Data entries:
* * * *

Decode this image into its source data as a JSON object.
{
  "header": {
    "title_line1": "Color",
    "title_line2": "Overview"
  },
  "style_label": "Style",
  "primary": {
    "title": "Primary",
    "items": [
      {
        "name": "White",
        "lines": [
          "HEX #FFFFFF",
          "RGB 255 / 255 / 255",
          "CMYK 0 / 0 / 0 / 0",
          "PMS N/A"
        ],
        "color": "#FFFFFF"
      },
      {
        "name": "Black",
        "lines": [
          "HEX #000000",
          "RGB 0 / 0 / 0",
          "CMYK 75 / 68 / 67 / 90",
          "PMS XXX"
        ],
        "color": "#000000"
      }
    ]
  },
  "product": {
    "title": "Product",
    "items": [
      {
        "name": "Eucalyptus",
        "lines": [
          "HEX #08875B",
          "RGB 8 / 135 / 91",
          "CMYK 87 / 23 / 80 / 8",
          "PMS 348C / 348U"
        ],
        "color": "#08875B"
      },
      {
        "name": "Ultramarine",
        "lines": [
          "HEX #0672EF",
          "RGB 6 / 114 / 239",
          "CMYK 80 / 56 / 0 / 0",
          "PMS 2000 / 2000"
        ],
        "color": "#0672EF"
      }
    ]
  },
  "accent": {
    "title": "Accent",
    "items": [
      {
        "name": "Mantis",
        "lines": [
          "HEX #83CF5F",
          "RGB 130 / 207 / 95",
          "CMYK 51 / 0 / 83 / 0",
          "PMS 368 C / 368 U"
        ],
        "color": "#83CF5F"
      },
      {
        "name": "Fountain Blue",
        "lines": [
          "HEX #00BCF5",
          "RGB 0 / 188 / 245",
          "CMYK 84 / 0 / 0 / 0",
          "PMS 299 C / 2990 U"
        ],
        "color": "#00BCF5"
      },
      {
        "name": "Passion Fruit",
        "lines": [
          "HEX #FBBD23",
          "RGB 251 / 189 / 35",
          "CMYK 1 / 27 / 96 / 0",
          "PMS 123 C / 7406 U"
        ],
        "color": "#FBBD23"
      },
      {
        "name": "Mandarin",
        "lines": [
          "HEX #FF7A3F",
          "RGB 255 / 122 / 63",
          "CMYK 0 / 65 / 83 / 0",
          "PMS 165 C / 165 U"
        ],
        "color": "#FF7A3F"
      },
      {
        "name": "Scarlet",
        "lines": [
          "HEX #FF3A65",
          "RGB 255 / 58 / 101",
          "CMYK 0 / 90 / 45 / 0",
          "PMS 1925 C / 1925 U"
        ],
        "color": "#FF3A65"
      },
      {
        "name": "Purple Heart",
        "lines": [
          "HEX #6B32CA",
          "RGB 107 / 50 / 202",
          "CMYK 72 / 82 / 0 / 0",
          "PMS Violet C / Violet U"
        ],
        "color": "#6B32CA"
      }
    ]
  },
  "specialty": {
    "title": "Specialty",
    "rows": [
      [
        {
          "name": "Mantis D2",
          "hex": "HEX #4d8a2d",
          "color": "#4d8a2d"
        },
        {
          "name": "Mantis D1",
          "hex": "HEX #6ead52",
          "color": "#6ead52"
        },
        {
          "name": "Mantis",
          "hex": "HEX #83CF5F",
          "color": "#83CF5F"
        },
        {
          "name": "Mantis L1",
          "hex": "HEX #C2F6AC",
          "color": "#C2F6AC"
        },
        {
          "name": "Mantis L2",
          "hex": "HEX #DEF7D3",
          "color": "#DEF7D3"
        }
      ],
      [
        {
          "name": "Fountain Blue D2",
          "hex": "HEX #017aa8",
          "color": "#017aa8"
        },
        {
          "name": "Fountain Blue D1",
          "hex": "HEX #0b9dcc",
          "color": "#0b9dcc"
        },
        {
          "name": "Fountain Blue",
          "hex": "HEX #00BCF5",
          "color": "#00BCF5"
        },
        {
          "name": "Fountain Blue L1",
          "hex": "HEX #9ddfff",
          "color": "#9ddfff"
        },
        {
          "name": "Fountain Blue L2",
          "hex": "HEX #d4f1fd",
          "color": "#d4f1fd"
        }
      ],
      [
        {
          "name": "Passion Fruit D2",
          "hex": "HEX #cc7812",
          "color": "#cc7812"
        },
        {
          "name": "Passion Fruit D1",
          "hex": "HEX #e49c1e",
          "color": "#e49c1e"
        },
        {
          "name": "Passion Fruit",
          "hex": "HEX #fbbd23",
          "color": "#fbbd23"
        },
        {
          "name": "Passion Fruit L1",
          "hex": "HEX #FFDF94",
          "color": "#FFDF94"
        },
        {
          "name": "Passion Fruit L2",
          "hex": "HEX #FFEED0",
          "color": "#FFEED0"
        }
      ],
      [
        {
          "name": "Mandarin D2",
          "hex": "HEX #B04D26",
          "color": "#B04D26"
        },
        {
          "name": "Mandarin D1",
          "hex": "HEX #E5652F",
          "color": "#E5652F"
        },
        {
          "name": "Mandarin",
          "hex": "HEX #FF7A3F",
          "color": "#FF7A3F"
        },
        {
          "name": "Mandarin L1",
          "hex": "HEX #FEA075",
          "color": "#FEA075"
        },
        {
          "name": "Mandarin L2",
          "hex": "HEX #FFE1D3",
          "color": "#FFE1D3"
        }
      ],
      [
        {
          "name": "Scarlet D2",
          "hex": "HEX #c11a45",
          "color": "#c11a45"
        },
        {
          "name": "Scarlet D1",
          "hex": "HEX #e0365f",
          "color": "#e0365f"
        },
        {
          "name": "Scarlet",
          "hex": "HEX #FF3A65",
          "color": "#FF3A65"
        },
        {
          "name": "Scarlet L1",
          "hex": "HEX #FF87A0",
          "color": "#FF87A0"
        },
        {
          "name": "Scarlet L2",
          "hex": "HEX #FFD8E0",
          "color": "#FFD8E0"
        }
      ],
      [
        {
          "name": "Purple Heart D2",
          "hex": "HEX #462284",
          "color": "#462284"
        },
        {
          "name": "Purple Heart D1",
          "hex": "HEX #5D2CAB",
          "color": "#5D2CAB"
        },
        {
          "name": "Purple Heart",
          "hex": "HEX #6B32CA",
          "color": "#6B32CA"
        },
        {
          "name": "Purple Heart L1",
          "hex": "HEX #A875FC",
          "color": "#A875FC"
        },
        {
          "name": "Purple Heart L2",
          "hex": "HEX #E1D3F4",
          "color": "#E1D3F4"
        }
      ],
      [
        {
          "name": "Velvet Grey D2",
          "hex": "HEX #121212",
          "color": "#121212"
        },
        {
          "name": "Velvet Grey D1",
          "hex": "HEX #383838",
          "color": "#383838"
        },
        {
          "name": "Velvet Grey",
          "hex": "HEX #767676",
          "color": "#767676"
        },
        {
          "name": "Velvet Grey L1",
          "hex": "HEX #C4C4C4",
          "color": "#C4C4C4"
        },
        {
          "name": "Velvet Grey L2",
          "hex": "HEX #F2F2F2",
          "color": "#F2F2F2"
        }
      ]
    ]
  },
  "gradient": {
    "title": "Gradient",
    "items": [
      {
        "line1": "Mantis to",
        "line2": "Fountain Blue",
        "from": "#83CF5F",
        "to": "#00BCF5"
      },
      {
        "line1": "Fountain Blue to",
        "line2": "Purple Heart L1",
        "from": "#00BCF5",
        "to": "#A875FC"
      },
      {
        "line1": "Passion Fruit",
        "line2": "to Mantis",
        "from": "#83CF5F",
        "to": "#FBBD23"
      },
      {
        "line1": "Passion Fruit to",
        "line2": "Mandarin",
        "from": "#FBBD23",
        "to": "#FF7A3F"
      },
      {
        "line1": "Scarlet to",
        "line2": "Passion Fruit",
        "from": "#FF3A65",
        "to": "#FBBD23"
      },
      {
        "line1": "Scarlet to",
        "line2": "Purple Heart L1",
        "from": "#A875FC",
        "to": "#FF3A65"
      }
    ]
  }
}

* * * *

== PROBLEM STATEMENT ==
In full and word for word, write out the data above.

== SOLUTION TO THE EXERCISE ==
Decode this image into its source data as a JSON object.
{
  "header": {
    "title_line1": "Color",
    "title_line2": "Overview"
  },
  "style_label": "Style",
  "primary": {
    "title": "Primary",
    "items": [
      {
        "name": "White",
        "lines": [
          "HEX #FFFFFF",
          "RGB 255 / 255 / 255",
          "CMYK 0 / 0 / 0 / 0",
          "PMS N/A"
        ],
        "color": "#FFFFFF"
      },
      {
        "name": "Black",
        "lines": [
          "HEX #000000",
          "RGB 0 / 0 / 0",
          "CMYK 75 / 68 / 67 / 90",
          "PMS XXX"
        ],
        "color": "#000000"
      }
    ]
  },
  "product": {
    "title": "Product",
    "items": [
      {
        "name": "Eucalyptus",
        "lines": [
          "HEX #08875B",
          "RGB 8 / 135 / 91",
          "CMYK 87 / 23 / 80 / 8",
          "PMS 348C / 348U"
        ],
        "color": "#08875B"
      },
      {
        "name": "Ultramarine",
        "lines": [
          "HEX #0672EF",
          "RGB 6 / 114 / 239",
          "CMYK 80 / 56 / 0 / 0",
          "PMS 2000 / 2000"
        ],
        "color": "#0672EF"
      }
    ]
  },
  "accent": {
    "title": "Accent",
    "items": [
      {
        "name": "Mantis",
        "lines": [
          "HEX #83CF5F",
          "RGB 130 / 207 / 95",
          "CMYK 51 / 0 / 83 / 0",
          "PMS 368 C / 368 U"
        ],
        "color": "#83CF5F"
      },
      {
        "name": "Fountain Blue",
        "lines": [
          "HEX #00BCF5",
          "RGB 0 / 188 / 245",
          "CMYK 84 / 0 / 0 / 0",
          "PMS 299 C / 2990 U"
        ],
        "color": "#00BCF5"
      },
      {
        "name": "Passion Fruit",
        "lines": [
          "HEX #FBBD23",
          "RGB 251 / 189 / 35",
          "CMYK 1 / 27 / 96 / 0",
          "PMS 123 C / 7406 U"
        ],
        "color": "#FBBD23"
      },
      {
        "name": "Mandarin",
        "lines": [
          "HEX #FF7A3F",
          "RGB 255 / 122 / 63",
          "CMYK 0 / 65 / 83 / 0",
          "PMS 165 C / 165 U"
        ],
        "color": "#FF7A3F"
      },
      {
        "name": "Scarlet",
        "lines": [
          "HEX #FF3A65",
          "RGB 255 / 58 / 101",
          "CMYK 0 / 90 / 45 / 0",
          "PMS 1925 C / 1925 U"
        ],
        "color": "#FF3A65"
      },
      {
        "name": "Purple Heart",
        "lines": [
          "HEX #6B32CA",
          "RGB 107 / 50 / 202",
          "CMYK 72 / 82 / 0 / 0",
          "PMS Violet C / Violet U"
        ],
        "color": "#6B32CA"
      }
    ]
  },
  "specialty": {
    "title": "Specialty",
    "rows": [
      [
        {
          "name": "Mantis D2",
          "hex": "HEX #4d8a2d",
          "color": "#4d8a2d"
        },
        {
          "name": "Mantis D1",
          "hex": "HEX #6ead52",
          "color": "#6ead52"
        },
        {
          "name": "Mantis",
          "hex": "HEX #83CF5F",
          "color": "#83CF5F"
        },
        {
          "name": "Mantis L1",
          "hex": "HEX #C2F6AC",
          "color": "#C2F6AC"
        },
        {
          "name": "Mantis L2",
          "hex": "HEX #DEF7D3",
          "color": "#DEF7D3"
        }
      ],
      [
        {
          "name": "Fountain Blue D2",
          "hex": "HEX #017aa8",
          "color": "#017aa8"
        },
        {
          "name": "Fountain Blue D1",
          "hex": "HEX #0b9dcc",
          "color": "#0b9dcc"
        },
        {
          "name": "Fountain Blue",
          "hex": "HEX #00BCF5",
          "color": "#00BCF5"
        },
        {
          "name": "Fountain Blue L1",
          "hex": "HEX #9ddfff",
          "color": "#9ddfff"
        },
        {
          "name": "Fountain Blue L2",
          "hex": "HEX #d4f1fd",
          "color": "#d4f1fd"
        }
      ],
      [
        {
          "name": "Passion Fruit D2",
          "hex": "HEX #cc7812",
          "color": "#cc7812"
        },
        {
          "name": "Passion Fruit D1",
          "hex": "HEX #e49c1e",
          "color": "#e49c1e"
        },
        {
          "name": "Passion Fruit",
          "hex": "HEX #fbbd23",
          "color": "#fbbd23"
        },
        {
          "name": "Passion Fruit L1",
          "hex": "HEX #FFDF94",
          "color": "#FFDF94"
        },
        {
          "name": "Passion Fruit L2",
          "hex": "HEX #FFEED0",
          "color": "#FFEED0"
        }
      ],
      [
        {
          "name": "Mandarin D2",
          "hex": "HEX #B04D26",
          "color": "#B04D26"
        },
        {
          "name": "Mandarin D1",
          "hex": "HEX #E5652F",
          "color": "#E5652F"
        },
        {
          "name": "Mandarin",
          "hex": "HEX #FF7A3F",
          "color": "#FF7A3F"
        },
        {
          "name": "Mandarin L1",
          "hex": "HEX #FEA075",
          "color": "#FEA075"
        },
        {
          "name": "Mandarin L2",
          "hex": "HEX #FFE1D3",
          "color": "#FFE1D3"
        }
      ],
      [
        {
          "name": "Scarlet D2",
          "hex": "HEX #c11a45",
          "color": "#c11a45"
        },
        {
          "name": "Scarlet D1",
          "hex": "HEX #e0365f",
          "color": "#e0365f"
        },
        {
          "name": "Scarlet",
          "hex": "HEX #FF3A65",
          "color": "#FF3A65"
        },
        {
          "name": "Scarlet L1",
          "hex": "HEX #FF87A0",
          "color": "#FF87A0"
        },
        {
          "name": "Scarlet L2",
          "hex": "HEX #FFD8E0",
          "color": "#FFD8E0"
        }
      ],
      [
        {
          "name": "Purple Heart D2",
          "hex": "HEX #462284",
          "color": "#462284"
        },
        {
          "name": "Purple Heart D1",
          "hex": "HEX #5D2CAB",
          "color": "#5D2CAB"
        },
        {
          "name": "Purple Heart",
          "hex": "HEX #6B32CA",
          "color": "#6B32CA"
        },
        {
          "name": "Purple Heart L1",
          "hex": "HEX #A875FC",
          "color": "#A875FC"
        },
        {
          "name": "Purple Heart L2",
          "hex": "HEX #E1D3F4",
          "color": "#E1D3F4"
        }
      ],
      [
        {
          "name": "Velvet Grey D2",
          "hex": "HEX #121212",
          "color": "#121212"
        },
        {
          "name": "Velvet Grey D1",
          "hex": "HEX #383838",
          "color": "#383838"
        },
        {
          "name": "Velvet Grey",
          "hex": "HEX #767676",
          "color": "#767676"
        },
        {
          "name": "Velvet Grey L1",
          "hex": "HEX #C4C4C4",
          "color": "#C4C4C4"
        },
        {
          "name": "Velvet Grey L2",
          "hex": "HEX #F2F2F2",
          "color": "#F2F2F2"
        }
      ]
    ]
  },
  "gradient": {
    "title": "Gradient",
    "items": [
      {
        "line1": "Mantis to",
        "line2": "Fountain Blue",
        "from": "#83CF5F",
        "to": "#00BCF5"
      },
      {
        "line1": "Fountain Blue to",
        "line2": "Purple Heart L1",
        "from": "#00BCF5",
        "to": "#A875FC"
      },
      {
        "line1": "Passion Fruit",
        "line2": "to Mantis",
        "from": "#83CF5F",
        "to": "#FBBD23"
      },
      {
        "line1": "Passion Fruit to",
        "line2": "Mandarin",
        "from": "#FBBD23",
        "to": "#FF7A3F"
      },
      {
        "line1": "Scarlet to",
        "line2": "Passion Fruit",
        "from": "#FF3A65",
        "to": "#FBBD23"
      },
      {
        "line1": "Scarlet to",
        "line2": "Purple Heart L1",
        "from": "#A875FC",
        "to": "#FF3A65"
      }
    ]
  }
}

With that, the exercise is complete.